The thaw in U.S.-Soviet relations has warmed up the world of art with the just-announced October mingling of the priceless Faberge egg collections owned by capitalist Malcolm S. Forbes and the Soviet Union.

"The exchange is very closely related to the improvement of relations," Irina Rodimtseva, director of the Moscow Armory Museum, said Friday through an interpreter. "Only when countries and people trust each other can such an exchange take place.""We're calling this egg-nost," said Christopher Forbes, whose billionaire father owns a dozen of the Imperial Eggs. The hand-crafted artworks were designed between 1884 and 1917 and presented to the Russian czars Alexander III and Nicholas II.

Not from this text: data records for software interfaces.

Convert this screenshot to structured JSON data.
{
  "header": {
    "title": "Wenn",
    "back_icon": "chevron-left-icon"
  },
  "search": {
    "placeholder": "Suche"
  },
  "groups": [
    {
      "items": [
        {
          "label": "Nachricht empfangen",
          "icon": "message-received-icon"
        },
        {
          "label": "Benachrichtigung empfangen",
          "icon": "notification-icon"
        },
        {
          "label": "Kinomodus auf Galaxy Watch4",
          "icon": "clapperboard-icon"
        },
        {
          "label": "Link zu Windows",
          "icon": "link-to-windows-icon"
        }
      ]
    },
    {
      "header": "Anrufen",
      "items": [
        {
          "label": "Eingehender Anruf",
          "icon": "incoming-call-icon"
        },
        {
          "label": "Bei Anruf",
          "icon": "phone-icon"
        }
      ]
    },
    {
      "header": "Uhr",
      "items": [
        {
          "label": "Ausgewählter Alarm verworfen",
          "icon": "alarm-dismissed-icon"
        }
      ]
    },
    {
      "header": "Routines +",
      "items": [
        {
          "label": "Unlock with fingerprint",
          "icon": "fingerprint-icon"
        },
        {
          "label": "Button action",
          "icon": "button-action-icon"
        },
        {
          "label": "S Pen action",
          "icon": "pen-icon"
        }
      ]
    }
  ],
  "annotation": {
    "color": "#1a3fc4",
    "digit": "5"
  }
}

The Soviets own 10 of the hand-crafted eggs; San Diego Mayor Maureen O'Connor, whose city will be host of the "Treasures of the Soviet Union" exhibition from Oct. 21-Nov. 11, said the exact number of eggs on display is under negotiation.

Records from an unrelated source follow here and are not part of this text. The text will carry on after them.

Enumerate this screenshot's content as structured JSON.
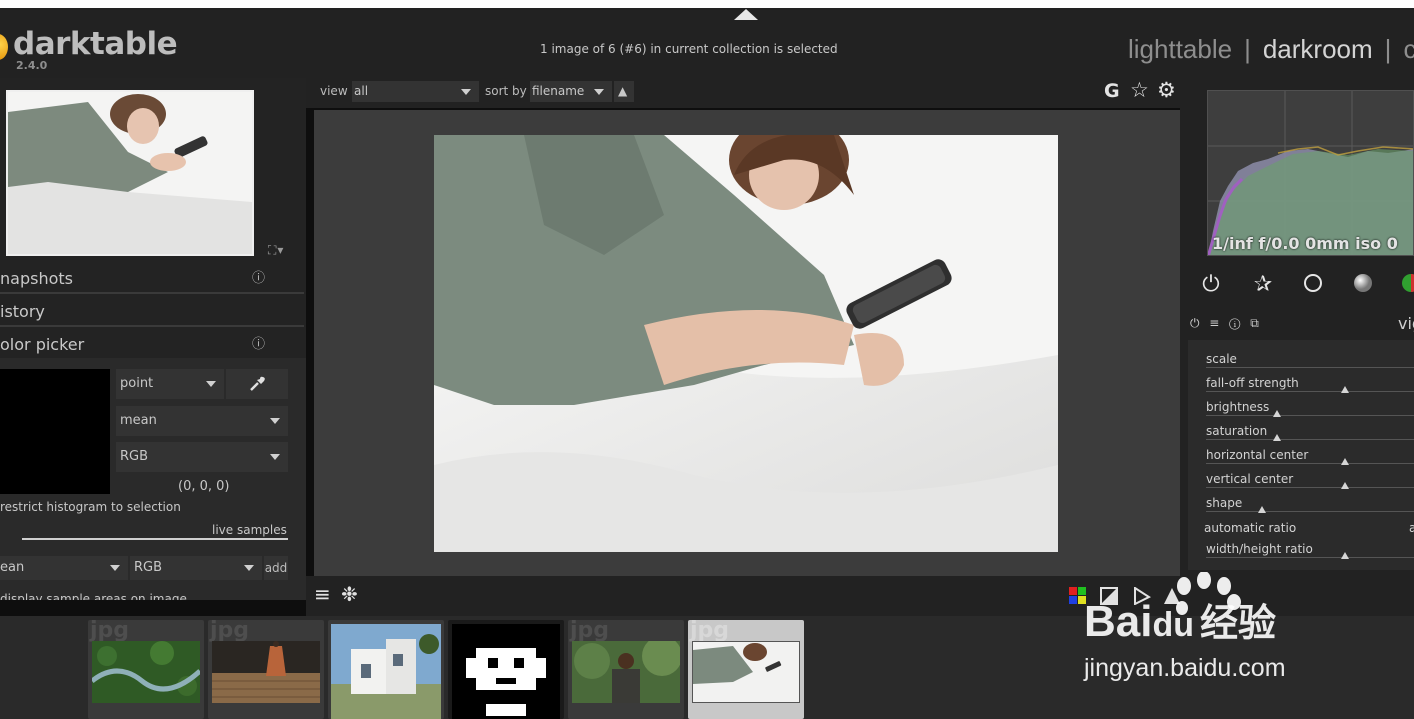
{
  "app": {
    "name": "darktable",
    "version": "2.4.0"
  },
  "header": {
    "status": "1 image of 6 (#6) in current collection is selected",
    "views": [
      {
        "label": "lighttable",
        "active": false
      },
      {
        "label": "darkroom",
        "active": true
      },
      {
        "label": "c",
        "active": false
      }
    ],
    "separator": "|"
  },
  "left_panel": {
    "expand_icons": "⛶▾",
    "sections": [
      {
        "label": "napshots",
        "info_icon": "ⓘ"
      },
      {
        "label": "istory",
        "info_icon": ""
      },
      {
        "label": "olor picker",
        "info_icon": "ⓘ"
      }
    ],
    "color_picker": {
      "mode": "point",
      "statistic": "mean",
      "colorspace": "RGB",
      "values": "(0, 0, 0)",
      "restrict_label": "restrict histogram to selection",
      "live_samples_label": "live samples",
      "sample_statistic": "ean",
      "sample_colorspace": "RGB",
      "add_label": "add",
      "display_label": "display sample areas on image"
    }
  },
  "center": {
    "view_label": "view",
    "view_value": "all",
    "sort_label": "sort by",
    "sort_value": "filename",
    "sort_dir": "▲",
    "top_icons": {
      "g": "G",
      "star": "☆",
      "gear": "⚙"
    },
    "bottom_left_icons": {
      "menu": "≡",
      "styles": "❉"
    }
  },
  "right_panel": {
    "histogram_info": "1/inf f/0.0 0mm iso 0",
    "module_name": "vig",
    "module_header_icons": "⏻ ≡ ⓘ ⧉",
    "sliders": [
      {
        "label": "scale",
        "value": null
      },
      {
        "label": "fall-off strength",
        "value": 0.67
      },
      {
        "label": "brightness",
        "value": 0.34
      },
      {
        "label": "saturation",
        "value": 0.34
      },
      {
        "label": "horizontal center",
        "value": 0.67
      },
      {
        "label": "vertical center",
        "value": 0.67
      },
      {
        "label": "shape",
        "value": 0.27
      },
      {
        "label": "automatic ratio",
        "value": null
      },
      {
        "label": "width/height ratio",
        "value": 0.67
      }
    ],
    "auto_ratio_flag": "a"
  },
  "filmstrip": {
    "items": [
      {
        "ext": "jpg",
        "desc": "river-aerial"
      },
      {
        "ext": "jpg",
        "desc": "hallway-floor"
      },
      {
        "ext": "",
        "desc": "white-house"
      },
      {
        "ext": "",
        "desc": "pixel-icon"
      },
      {
        "ext": "jpg",
        "desc": "woman-standing"
      },
      {
        "ext": "jpg",
        "desc": "woman-on-bed",
        "selected": true
      }
    ]
  },
  "watermark": {
    "brand": "Bai",
    "brand2": "du",
    "cn": "经验",
    "url": "jingyan.baidu.com"
  },
  "colors": {
    "bg": "#222222",
    "accent_logo": "#f0a000",
    "text": "#bcbcbc"
  }
}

As part of the deal, several of Forbes' eggs will subsequently go to the Soviet Union for display in the Kremlin. Christopher Forbes agreed that the Soviets' new openness was the key to the unprecedented loans.